I’ve never eaten meat in my entire life. My mom and dad raised me vegetarian and it stuck.
I’ve always thought of meat the same way that I think about cocaine or acid; if I’ve gone this long without it, I’m probably good.
Over three decades without meat and over half of a decade without dairy has been awesome.
The comments and questions below have made it even more awesome.
These are real comments and questions that I’ve gotten over the years that have amused me. Trust me, I couldn’t make this shit up.
1) “Don’t you miss meat?”
This was after I explained to my girlfriend’s mom that I had been vegetarian my whole life. Some people just can’t wrap their head around it! Bless her heart, every time we go back to Malaysia she takes me out to the newest veg restaurants.
2) “I didn’t know vegans could be so…voluptuous!”
I was at a networking event in San Francisco and it was 6am. SO not an appropriate place or time for this comment. Apparently he didn’t get the memo that he was tacky or that all vegans aren’t stick thin. (side note: witnessing people kiss each other’s asses at 6am is not advised.)
3) “I really want to give up meat after my kids are grown because I don’t want to compromise their growth. Is that a good idea?”
I grew up just fine (see point #2, above).
4) “Yes, we do have vegetarian food! Vegetarians eat chicken, right?”
Bless the taco truck guy’s heart because he was being totally sincere and he really thought that chicken was in the vegetarian food category.
5) “So, you want a cheeseburger with no burger? Sorry, we don’t have a button for that.”
Said the McDonald’s employee to me when I was 10 years old and attempting to be “cool” by having lunch at McDonald’s with my friends. They never could figure out how to ring up that burger-less burger, so I got fries instead.
6) “You want a ham sandwich with no ham? I don’t understand. I don’t understand! Why no ham? Why no ham?!”
Said the German room service worker on a trip to Berlin. I think he did understand, he was just really irritated by the thought of a meatless sandwich.
7) “You don’t eat meat? No wonder you’re so pale.”
First of all, what kind of logic is this? Secondly I was two chromosomes away from being born an albino. My skin has been practically see through since I came out of the womb. It has nothing to do with not eating meat.
8) “Would you eat eggs if they came from my chickens that I have raised in my yard with lots and lots of love?”
Says a friend of mine, EVERY TIME I SEE HER.
Why are we having this conversation again??? I don’t want to eat eggs, give it up! (and yes, she lives in Oakland.

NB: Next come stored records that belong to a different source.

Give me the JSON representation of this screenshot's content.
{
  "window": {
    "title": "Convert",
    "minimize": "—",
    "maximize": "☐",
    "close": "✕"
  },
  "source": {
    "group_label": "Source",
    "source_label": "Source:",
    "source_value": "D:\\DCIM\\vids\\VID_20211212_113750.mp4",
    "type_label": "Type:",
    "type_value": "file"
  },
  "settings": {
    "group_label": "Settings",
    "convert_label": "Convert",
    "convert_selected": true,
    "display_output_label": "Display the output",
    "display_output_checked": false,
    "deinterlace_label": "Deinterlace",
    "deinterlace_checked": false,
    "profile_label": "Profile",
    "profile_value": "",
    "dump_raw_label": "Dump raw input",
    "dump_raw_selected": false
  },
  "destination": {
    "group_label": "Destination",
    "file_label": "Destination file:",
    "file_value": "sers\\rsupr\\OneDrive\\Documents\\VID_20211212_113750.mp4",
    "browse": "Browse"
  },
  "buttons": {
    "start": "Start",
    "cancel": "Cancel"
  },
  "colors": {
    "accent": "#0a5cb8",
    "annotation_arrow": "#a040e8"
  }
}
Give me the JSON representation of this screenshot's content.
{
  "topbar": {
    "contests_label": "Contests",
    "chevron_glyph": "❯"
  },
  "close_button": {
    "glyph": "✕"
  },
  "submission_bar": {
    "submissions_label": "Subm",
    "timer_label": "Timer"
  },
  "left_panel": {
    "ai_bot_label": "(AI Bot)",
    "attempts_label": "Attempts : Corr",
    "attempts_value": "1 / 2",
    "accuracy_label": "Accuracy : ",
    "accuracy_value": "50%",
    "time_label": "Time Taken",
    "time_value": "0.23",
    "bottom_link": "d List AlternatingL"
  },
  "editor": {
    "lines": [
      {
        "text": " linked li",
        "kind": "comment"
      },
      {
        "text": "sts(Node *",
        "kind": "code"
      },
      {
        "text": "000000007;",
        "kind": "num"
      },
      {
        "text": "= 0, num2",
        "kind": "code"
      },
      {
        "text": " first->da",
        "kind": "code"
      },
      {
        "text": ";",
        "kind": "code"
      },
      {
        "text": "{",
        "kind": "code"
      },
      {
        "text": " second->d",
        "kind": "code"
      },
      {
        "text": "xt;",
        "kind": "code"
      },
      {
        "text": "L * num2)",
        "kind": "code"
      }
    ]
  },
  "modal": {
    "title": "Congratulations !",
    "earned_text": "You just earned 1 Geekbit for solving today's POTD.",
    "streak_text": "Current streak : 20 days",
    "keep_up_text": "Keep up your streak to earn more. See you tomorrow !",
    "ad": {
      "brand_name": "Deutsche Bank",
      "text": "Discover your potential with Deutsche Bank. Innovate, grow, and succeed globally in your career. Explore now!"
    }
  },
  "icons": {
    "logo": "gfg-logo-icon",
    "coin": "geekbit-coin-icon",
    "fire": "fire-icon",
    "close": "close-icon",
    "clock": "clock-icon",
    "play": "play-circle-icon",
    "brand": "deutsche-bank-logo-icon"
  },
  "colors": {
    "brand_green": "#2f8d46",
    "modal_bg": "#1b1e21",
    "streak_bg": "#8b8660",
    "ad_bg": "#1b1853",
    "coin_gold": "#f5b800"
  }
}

Shocker.)
9) “Are you sure you don’t want to come fishing with us?”
I know that fishing is fun for a lot of people, but even if I did eat fish, I think it is the most boring thing to do maybe ever. So no, I’m positive that I don’t want to go fishing with you for so many reasons.
Are those some doozies or what?
It’s worth noting that none of these things actually offended me. I’d rather people ask than assume, because assuming is shitty. I know that I’ve asked my share of questions about meat in my life, having absolutely zero experience with it.
- For instance, how do you know what meat comes cooked and what meat does not? For example, some hot dogs come cooked and some don’t. How do you know? Does it say it on the package? Do you have to examine the color?
- Also, how do you know when meat is done cooking? Surely not everyone uses a cooking thermometer every time they cook meat. Or do they?
These are the things I wonder about, so I totally get that people are curious about someone who has never ingested meat.
If you have any questions for me, have at it in the comments below.
In the meantime, here’s a super simple soup recipe for you. It’s easy to make, ultra healing, and it is the most comfort I’ve ever had in a bowl.
Miso Soup with Burdock, Daikon and Mushrooms
Miso Soup with Burdock, Daikon and Mushrooms
- 1 tablespoon ginger 8g, peeled and chopped
- 1/2 cup burdock 50g, outer skin peeled and cut into 1-inch matchsticks
- 1 cup daikon 130g, cut into thin rounds and then cut into quarters
- 1/2 cup carrot 70g, sliced into thin rounds
- 6 cups water 1.4 liter
- 1 cup mushrooms 70g, sliced
- 1/4 cup miso 60g
- 2 tablespoons green onions 20g, chopped. White and green parts.
Heat a medium sized pot and saute the ginger, burdock, daikon and carrot for 2 minutes on medium - low heat.
Add water and mushrooms and bring to a boil, turn heat down a little and simmer for 10 minutes.
Turn off heat and add the miso and the green onions.
Cover the pot with a lid and let sit for 10 minutes.
After 10 minutes, stir the soup. If all of the miso is not yet dissolved then use a whisk and gently whisk until miso is entirely dissolved.
Never boil miso, this will kill off the beneficial bacteria that makes miso so healthy.